We decided to spend a week in Iceland for the final leg of our European road trip. Icelandair has a free layover policy for up to 7 days on flights going to or from Europe, so we figured we’d take advantage of the no-cost layover and see what all the Icelandic hullabaloo was about.
It wasn’t long after touching down at the modern and sustainably constructed, Keflavík International Airport in Reykjavik, that I had my first aha moment. It was 1:30 AM, and though I could barely keep my eyes open, I could tell the sun was just beginning to rise.
“How long have we been waiting for our bags?” I asked my husband. “What time is it?”
“Remember what I told you about the sun,” Jonathan said, groggy and tired as hell because it was past his bedtime. “The sun never sets during most of Spring and Summer here.”
Of course, I remembered the ins and outs of “Midnight Sun.” A natural phenomenon by which any land north of the Arctic circle, never wholly pulls away from the sun during the half of the year surrounding the summer solstice. But experiencing daylight 24/7 is unique for me, and, well, most of the world. No matter how late it is, it will always feel like dawn. It takes some getting used to, that’s for sure.

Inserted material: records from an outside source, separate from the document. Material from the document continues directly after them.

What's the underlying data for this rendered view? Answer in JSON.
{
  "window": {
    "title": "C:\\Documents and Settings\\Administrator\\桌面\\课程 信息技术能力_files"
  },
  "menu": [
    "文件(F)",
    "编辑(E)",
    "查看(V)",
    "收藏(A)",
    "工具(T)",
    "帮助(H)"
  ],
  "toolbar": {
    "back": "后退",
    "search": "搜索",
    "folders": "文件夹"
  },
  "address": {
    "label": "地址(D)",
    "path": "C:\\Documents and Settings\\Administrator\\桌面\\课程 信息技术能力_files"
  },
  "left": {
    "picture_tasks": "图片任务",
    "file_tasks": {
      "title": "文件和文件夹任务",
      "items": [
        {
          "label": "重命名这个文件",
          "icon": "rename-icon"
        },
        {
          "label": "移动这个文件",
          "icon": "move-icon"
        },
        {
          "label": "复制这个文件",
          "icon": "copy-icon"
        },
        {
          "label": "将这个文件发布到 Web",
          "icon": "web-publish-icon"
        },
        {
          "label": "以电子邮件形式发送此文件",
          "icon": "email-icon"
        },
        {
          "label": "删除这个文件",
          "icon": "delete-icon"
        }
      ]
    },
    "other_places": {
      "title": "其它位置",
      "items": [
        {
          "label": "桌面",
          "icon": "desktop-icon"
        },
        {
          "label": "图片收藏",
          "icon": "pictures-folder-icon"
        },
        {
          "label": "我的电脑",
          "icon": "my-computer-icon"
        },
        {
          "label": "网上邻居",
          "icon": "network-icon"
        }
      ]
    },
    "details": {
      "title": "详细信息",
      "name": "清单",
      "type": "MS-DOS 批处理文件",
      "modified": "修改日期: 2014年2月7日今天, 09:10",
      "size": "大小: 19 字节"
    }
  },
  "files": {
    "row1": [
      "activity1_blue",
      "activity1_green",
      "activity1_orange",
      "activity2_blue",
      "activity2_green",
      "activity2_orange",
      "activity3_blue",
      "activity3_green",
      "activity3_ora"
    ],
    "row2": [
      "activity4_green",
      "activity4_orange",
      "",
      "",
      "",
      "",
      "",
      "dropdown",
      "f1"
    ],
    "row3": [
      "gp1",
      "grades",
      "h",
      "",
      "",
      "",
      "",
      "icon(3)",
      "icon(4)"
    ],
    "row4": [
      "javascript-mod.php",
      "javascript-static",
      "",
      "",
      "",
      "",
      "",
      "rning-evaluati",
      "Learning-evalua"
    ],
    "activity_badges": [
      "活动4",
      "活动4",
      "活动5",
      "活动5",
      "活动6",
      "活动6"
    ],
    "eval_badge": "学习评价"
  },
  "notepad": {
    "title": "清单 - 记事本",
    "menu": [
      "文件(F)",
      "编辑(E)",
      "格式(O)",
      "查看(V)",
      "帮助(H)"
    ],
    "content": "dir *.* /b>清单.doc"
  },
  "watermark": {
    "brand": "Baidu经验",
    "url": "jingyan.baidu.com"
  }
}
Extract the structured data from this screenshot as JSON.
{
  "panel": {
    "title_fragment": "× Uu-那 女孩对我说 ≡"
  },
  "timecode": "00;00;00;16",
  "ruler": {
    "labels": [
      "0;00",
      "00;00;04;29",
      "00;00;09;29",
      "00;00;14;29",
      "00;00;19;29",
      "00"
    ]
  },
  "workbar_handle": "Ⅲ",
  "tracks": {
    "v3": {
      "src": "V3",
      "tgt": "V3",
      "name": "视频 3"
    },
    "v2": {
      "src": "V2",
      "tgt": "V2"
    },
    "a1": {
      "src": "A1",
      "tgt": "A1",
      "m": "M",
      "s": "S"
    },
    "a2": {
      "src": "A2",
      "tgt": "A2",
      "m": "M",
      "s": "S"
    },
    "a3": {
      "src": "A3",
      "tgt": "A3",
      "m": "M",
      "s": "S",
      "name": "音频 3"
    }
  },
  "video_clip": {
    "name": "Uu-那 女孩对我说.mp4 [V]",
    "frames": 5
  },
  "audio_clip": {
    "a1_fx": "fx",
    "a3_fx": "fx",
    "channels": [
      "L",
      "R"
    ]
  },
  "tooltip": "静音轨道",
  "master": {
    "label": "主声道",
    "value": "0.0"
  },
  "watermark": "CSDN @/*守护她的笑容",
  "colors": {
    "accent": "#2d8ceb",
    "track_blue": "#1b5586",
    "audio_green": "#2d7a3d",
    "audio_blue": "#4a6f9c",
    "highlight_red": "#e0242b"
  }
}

We grabbed our bags and took a shuttle to the Downtown Youth Hostel in Reykjavik. We thought about staying somewhere higher end, but the Hosteling International downtown youth hostel, like many in Europe, was nicer than the those in the US and offered private rooms and baths.
The goal was to find a place where we could sleep for 4 hours (yes, that’s all the time we had) and freshen up, before taking another cab to the domestic airport for the first flight out to Iceland’s east coast.

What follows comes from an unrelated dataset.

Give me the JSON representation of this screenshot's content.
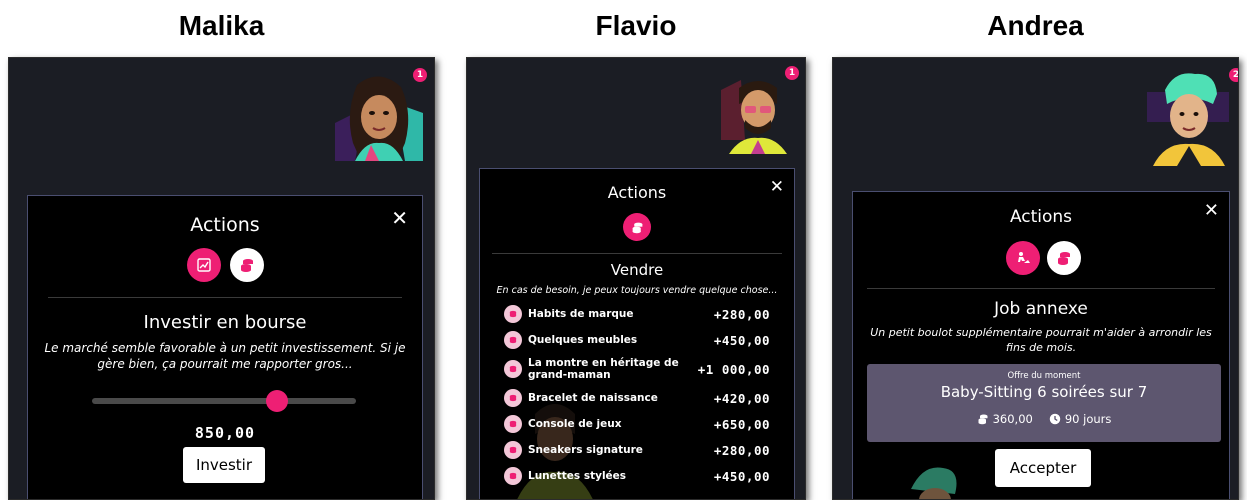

Domestic Flights to Egilsstaðir
A woman at the front desk arranged for our cab to the domestic airport, and I asked her where the “famous Reykjavik hotdog stand was.” She snorted and warned us, “it’s not as big a deal as everyone makes it out to be,” she said. “The hotdogs at the N1 gas stations around the country are just as good if not better.
We took a small commuter plane from Reykjavík Airport (the name confused us too, but this is the domestic airport, trust me) to Egilsstaðir, the most significant city on the east side of Iceland. The airport had a single terminal, and it was easy to navigate. The flight was on Air Iceland Connect and took about 45 minutes once we were up and could use our electronic devices, the perfect amount of time to enjoy an Appelsín orange soda. It’s Iceland’s most famous non-alcoholic beverage, mysteriously similar Orange Fanta or Orange Crush Soda. When in Rome, right?
By 7 AM the sun was out in full bloom and pushed the puffy clouds north and out of the way, creating space for us to look out the window and marvel at the natural beauty below.
Expansive areas of brown, black, blue, silver, white and every shade of green you can imagine. A tundra on the verge of thawing, where lichen grows, snow forms into ice, and glaciers melt into rivers, streams, and bubbling brooks. If it were a giant glacial canvas painted by God, then I’d say he’s mastered his color-blocking skills, because they were “en flique.”
We landed at the smallest of the three airports we’d seen in the past 24 hours, and the rental car shop was on site. There we picked up two cars (there were 6 of us in total) and headed to our first destination—the seaside town of Seydisfjordur.